Source material below:

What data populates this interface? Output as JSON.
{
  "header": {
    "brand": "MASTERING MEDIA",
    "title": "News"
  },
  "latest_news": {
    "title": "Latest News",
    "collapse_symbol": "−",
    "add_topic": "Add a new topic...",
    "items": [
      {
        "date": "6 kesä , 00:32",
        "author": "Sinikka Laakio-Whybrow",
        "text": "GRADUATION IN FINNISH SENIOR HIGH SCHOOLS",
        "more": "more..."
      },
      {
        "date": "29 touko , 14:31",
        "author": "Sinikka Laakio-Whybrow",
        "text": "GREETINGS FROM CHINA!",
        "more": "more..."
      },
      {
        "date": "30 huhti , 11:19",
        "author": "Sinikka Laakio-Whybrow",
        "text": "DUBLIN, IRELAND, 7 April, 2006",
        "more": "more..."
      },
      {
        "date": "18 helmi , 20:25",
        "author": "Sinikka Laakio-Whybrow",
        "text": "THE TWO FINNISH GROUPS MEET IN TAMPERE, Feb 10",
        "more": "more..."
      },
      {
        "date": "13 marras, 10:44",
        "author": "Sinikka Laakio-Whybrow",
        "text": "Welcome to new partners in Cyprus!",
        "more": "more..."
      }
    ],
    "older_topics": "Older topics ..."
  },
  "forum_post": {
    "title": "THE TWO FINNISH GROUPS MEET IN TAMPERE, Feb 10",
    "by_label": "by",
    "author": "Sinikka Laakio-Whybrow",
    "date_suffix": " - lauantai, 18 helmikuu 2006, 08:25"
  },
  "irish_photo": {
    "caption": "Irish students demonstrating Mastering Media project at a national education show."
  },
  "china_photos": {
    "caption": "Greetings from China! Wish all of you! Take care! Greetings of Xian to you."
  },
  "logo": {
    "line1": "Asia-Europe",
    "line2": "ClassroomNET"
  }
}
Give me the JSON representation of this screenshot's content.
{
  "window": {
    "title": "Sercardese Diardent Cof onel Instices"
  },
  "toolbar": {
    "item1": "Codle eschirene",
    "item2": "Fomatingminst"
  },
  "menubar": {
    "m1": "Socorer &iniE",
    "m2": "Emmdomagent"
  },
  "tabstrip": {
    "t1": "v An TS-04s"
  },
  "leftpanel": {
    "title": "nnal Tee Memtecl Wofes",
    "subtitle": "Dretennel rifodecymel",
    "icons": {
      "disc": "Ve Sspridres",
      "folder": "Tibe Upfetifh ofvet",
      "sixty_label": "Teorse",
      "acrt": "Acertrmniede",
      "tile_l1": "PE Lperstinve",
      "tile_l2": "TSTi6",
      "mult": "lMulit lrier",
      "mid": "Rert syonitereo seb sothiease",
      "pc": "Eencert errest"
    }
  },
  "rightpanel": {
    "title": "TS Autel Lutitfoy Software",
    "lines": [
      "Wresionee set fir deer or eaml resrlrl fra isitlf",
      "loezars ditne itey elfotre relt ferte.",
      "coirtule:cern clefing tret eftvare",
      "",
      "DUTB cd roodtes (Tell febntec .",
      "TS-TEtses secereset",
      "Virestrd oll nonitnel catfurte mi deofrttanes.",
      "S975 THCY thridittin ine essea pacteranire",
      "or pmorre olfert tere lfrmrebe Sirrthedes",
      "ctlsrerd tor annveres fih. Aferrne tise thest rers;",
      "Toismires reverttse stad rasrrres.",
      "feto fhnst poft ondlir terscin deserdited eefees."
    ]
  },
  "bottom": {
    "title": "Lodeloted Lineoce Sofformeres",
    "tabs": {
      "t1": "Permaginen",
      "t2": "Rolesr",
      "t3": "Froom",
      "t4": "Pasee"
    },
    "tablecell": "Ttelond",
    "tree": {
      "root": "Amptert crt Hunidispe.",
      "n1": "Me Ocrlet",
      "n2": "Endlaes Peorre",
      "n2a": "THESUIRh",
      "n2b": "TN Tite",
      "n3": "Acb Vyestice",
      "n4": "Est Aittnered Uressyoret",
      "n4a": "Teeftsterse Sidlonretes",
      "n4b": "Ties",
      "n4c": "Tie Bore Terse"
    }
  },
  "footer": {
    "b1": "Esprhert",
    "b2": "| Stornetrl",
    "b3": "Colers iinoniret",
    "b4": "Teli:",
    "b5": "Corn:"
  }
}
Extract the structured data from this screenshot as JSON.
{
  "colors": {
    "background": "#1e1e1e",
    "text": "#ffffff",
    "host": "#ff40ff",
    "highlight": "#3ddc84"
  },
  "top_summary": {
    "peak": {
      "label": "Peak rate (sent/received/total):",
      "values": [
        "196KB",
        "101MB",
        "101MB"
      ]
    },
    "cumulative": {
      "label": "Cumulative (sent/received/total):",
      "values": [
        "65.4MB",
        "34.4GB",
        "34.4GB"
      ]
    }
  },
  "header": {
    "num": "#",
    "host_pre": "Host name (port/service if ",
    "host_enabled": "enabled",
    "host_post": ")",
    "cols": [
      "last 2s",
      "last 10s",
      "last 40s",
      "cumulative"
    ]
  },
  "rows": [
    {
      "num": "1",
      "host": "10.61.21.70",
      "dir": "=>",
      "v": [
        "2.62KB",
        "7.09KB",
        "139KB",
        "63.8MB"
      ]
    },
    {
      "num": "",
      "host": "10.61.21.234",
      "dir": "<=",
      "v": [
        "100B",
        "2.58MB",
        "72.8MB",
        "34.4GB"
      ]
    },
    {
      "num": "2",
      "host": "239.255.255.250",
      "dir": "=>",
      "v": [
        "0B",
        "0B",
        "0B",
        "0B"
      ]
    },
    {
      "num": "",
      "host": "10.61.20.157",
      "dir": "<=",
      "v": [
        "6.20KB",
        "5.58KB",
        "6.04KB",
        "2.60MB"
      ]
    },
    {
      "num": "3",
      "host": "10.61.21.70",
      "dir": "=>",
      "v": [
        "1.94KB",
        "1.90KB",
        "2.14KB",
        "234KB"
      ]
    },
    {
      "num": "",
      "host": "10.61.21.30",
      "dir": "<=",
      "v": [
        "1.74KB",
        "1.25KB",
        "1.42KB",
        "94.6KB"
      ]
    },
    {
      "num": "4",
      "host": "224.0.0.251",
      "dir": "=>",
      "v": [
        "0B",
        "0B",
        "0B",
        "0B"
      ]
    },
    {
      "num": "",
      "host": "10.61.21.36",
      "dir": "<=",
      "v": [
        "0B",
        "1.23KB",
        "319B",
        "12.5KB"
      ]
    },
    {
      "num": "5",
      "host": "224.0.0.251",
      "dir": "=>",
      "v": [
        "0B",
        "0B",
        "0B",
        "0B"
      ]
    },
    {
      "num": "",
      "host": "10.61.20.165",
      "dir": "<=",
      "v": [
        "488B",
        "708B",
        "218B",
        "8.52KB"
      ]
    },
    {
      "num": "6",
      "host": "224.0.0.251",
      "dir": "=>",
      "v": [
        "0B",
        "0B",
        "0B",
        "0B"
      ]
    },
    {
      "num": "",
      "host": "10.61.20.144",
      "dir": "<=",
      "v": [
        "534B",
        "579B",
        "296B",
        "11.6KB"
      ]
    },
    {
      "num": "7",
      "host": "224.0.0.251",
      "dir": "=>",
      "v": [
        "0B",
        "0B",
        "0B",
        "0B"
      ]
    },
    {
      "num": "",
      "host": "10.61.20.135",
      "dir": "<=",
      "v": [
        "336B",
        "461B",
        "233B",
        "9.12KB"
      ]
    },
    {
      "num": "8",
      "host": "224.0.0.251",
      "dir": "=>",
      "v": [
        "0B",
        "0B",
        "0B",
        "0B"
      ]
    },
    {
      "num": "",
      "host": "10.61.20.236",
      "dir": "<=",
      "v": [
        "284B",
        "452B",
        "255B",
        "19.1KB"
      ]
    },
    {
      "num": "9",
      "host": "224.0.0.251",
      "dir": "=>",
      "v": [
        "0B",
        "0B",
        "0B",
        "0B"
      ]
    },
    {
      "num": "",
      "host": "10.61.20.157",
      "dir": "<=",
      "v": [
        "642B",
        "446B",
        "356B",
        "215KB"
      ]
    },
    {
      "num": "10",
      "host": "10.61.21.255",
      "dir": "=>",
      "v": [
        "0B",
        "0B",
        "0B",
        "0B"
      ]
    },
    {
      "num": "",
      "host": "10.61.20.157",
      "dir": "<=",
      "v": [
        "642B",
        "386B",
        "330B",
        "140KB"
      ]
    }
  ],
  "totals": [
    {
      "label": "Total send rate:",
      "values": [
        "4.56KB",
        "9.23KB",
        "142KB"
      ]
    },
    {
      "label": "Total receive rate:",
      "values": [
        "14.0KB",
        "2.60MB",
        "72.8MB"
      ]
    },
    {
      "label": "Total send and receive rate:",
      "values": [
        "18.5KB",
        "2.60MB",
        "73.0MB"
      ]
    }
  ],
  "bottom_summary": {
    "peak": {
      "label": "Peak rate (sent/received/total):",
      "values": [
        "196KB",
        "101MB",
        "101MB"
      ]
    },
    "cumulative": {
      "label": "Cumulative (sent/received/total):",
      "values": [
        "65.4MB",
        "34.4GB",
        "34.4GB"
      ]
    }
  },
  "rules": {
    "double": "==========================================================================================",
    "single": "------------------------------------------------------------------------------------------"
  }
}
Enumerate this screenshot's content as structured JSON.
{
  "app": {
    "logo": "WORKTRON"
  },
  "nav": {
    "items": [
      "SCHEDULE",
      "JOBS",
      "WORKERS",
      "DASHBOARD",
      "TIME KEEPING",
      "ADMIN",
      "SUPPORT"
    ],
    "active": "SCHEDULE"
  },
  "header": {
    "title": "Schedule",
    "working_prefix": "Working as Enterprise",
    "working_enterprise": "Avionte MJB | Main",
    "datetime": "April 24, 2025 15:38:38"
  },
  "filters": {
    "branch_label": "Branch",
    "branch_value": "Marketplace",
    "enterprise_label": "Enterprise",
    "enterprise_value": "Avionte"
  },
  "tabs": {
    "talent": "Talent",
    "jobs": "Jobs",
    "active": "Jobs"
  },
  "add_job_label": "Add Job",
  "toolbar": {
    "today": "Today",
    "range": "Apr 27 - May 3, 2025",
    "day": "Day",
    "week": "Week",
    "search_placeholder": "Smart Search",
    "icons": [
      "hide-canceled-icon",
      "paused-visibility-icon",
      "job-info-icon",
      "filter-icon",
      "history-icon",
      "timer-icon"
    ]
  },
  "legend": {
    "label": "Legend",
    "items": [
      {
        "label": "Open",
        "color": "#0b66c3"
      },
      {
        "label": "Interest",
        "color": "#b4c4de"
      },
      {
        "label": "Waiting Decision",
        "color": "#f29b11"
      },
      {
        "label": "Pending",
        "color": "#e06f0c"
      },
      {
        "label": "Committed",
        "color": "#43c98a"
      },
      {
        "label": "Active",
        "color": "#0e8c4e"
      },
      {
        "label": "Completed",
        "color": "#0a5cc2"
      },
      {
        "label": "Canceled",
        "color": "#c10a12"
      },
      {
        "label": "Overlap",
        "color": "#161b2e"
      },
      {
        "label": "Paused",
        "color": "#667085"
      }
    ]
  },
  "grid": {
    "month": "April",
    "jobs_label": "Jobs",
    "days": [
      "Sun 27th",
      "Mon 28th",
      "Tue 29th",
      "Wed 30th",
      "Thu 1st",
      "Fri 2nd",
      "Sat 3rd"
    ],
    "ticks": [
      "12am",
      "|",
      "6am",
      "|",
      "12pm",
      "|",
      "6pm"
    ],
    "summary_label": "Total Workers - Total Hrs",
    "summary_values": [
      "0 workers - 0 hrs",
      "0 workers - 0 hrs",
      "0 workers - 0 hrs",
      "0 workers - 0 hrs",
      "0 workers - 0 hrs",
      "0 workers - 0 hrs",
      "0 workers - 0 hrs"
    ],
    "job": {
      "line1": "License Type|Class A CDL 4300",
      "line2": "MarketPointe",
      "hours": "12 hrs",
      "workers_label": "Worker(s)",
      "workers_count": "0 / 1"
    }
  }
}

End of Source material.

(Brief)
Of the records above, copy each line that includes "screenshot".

(Expected answer)
Give me the JSON representation of this screenshot's content.
Extract the structured data from this screenshot as JSON.
Enumerate this screenshot's content as structured JSON.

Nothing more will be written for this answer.